> **Your task**
The lines to return are those below that contain the word "JSON".
====
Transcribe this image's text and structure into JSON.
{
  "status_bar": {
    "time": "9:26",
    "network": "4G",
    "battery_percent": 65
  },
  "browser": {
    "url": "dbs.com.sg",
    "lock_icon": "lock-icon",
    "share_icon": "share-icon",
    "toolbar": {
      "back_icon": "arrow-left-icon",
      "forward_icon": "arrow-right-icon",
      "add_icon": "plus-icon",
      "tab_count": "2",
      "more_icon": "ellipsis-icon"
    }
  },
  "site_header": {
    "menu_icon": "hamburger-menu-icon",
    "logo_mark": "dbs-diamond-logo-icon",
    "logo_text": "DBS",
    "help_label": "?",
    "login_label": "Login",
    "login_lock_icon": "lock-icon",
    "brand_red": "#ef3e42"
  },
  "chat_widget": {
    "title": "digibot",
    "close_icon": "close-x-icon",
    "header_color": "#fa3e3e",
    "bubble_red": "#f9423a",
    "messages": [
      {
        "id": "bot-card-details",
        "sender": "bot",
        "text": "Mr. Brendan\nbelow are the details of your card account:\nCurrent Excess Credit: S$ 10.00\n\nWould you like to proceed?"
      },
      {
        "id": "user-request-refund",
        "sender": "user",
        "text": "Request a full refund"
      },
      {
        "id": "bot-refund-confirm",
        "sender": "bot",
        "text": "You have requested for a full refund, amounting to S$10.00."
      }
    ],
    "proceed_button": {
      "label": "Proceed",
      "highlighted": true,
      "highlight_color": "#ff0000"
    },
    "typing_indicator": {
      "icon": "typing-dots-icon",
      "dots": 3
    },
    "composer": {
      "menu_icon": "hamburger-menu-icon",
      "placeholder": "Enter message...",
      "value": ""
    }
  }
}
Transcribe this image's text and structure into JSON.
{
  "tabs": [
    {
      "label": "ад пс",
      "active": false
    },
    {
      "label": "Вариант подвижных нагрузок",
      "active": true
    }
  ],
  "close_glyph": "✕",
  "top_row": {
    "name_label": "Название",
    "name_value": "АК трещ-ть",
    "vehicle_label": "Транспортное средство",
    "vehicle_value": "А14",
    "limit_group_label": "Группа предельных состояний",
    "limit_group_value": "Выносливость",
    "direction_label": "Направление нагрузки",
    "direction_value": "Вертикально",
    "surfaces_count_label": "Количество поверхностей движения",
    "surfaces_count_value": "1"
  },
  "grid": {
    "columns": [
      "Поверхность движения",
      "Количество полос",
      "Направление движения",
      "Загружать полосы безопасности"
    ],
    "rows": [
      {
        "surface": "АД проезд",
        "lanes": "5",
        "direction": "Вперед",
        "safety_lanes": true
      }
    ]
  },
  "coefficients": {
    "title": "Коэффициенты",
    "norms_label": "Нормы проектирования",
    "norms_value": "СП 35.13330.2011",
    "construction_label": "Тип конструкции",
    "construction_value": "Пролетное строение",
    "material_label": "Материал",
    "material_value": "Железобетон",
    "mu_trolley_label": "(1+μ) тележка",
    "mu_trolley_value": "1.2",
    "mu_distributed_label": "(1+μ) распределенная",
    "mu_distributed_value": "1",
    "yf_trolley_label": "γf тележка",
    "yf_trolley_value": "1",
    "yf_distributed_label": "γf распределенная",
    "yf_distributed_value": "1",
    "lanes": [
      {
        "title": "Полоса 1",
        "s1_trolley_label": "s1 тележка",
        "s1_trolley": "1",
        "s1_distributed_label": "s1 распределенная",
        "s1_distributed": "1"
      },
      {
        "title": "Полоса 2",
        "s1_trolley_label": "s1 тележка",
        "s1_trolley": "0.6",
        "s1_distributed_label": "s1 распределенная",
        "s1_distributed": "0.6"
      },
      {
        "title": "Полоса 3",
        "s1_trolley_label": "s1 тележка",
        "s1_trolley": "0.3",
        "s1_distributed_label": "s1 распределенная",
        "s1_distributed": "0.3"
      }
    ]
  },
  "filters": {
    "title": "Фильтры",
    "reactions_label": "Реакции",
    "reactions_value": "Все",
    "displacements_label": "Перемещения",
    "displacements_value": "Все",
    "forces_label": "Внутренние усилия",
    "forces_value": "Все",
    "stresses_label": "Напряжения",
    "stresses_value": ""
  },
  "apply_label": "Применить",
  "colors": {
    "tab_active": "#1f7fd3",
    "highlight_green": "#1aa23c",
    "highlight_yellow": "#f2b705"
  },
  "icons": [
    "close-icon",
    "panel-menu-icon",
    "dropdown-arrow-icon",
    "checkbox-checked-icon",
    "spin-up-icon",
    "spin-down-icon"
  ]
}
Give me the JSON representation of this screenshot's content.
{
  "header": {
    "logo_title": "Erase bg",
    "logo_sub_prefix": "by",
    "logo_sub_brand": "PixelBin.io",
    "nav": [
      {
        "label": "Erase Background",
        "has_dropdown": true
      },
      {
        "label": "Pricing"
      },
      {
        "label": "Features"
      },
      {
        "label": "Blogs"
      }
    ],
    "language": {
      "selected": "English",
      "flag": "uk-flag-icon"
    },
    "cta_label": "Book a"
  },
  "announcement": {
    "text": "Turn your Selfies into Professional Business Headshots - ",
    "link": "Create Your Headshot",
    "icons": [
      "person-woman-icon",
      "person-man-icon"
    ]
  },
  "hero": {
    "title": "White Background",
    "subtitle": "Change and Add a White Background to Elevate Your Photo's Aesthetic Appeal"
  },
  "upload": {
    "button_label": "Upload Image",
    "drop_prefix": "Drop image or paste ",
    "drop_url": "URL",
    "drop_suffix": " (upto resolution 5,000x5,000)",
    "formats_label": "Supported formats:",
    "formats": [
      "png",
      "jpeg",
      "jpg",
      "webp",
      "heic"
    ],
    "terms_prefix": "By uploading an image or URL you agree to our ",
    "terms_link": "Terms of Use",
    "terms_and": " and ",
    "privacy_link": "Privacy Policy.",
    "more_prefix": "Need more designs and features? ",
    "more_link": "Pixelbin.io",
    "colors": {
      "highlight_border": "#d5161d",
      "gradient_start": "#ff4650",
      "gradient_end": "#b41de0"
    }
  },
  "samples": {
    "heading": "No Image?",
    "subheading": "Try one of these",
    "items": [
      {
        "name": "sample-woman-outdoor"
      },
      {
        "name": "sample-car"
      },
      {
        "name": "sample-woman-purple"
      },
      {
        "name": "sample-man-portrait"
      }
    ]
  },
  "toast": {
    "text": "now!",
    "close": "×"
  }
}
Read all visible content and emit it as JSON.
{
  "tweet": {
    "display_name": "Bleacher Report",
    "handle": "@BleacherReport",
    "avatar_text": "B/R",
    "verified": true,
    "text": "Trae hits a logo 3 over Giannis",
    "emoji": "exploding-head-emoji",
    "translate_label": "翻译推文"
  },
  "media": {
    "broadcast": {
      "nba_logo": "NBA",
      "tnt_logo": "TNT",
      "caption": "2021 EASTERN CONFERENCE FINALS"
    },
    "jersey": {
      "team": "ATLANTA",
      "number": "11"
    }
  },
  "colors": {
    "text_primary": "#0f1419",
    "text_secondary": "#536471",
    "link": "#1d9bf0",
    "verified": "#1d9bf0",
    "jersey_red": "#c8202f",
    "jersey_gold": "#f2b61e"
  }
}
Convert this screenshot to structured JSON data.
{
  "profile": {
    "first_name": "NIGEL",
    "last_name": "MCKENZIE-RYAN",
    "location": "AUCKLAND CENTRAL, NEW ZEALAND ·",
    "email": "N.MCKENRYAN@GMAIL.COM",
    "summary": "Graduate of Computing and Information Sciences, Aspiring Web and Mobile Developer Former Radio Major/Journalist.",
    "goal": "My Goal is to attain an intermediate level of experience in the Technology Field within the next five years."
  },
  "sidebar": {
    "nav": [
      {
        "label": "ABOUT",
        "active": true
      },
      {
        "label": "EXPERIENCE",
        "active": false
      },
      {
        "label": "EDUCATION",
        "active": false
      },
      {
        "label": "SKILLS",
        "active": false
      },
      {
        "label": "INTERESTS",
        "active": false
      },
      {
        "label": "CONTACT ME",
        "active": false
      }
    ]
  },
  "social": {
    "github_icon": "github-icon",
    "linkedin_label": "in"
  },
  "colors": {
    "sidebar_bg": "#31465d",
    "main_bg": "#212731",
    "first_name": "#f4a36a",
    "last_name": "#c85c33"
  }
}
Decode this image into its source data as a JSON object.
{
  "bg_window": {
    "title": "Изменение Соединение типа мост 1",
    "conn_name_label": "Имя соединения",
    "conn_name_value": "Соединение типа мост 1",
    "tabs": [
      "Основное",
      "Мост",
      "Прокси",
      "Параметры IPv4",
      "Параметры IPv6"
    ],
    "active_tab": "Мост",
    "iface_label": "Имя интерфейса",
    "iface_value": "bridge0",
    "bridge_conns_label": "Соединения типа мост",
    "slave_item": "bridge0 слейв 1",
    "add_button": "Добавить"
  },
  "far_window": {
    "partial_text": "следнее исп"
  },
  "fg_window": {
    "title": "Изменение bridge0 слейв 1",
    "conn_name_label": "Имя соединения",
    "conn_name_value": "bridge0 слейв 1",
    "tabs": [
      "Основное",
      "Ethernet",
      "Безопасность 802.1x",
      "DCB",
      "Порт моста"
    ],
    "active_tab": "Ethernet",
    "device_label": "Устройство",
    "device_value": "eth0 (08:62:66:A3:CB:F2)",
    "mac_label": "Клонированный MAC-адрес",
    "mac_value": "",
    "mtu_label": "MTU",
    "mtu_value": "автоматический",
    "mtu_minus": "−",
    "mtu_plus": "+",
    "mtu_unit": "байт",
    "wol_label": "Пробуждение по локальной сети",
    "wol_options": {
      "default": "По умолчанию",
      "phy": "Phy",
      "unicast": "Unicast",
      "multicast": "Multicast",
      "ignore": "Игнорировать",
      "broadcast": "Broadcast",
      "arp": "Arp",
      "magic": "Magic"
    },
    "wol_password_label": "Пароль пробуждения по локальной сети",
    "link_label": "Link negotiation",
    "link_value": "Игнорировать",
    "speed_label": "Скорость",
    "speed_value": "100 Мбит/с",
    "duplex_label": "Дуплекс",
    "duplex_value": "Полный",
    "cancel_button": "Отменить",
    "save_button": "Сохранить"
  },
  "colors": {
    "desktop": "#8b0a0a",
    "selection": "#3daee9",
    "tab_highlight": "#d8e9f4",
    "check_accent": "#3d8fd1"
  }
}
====
> **The completed task**
Transcribe this image's text and structure into JSON.
Transcribe this image's text and structure into JSON.
Give me the JSON representation of this screenshot's content.
Read all visible content and emit it as JSON.
Convert this screenshot to structured JSON data.
Decode this image into its source data as a JSON object.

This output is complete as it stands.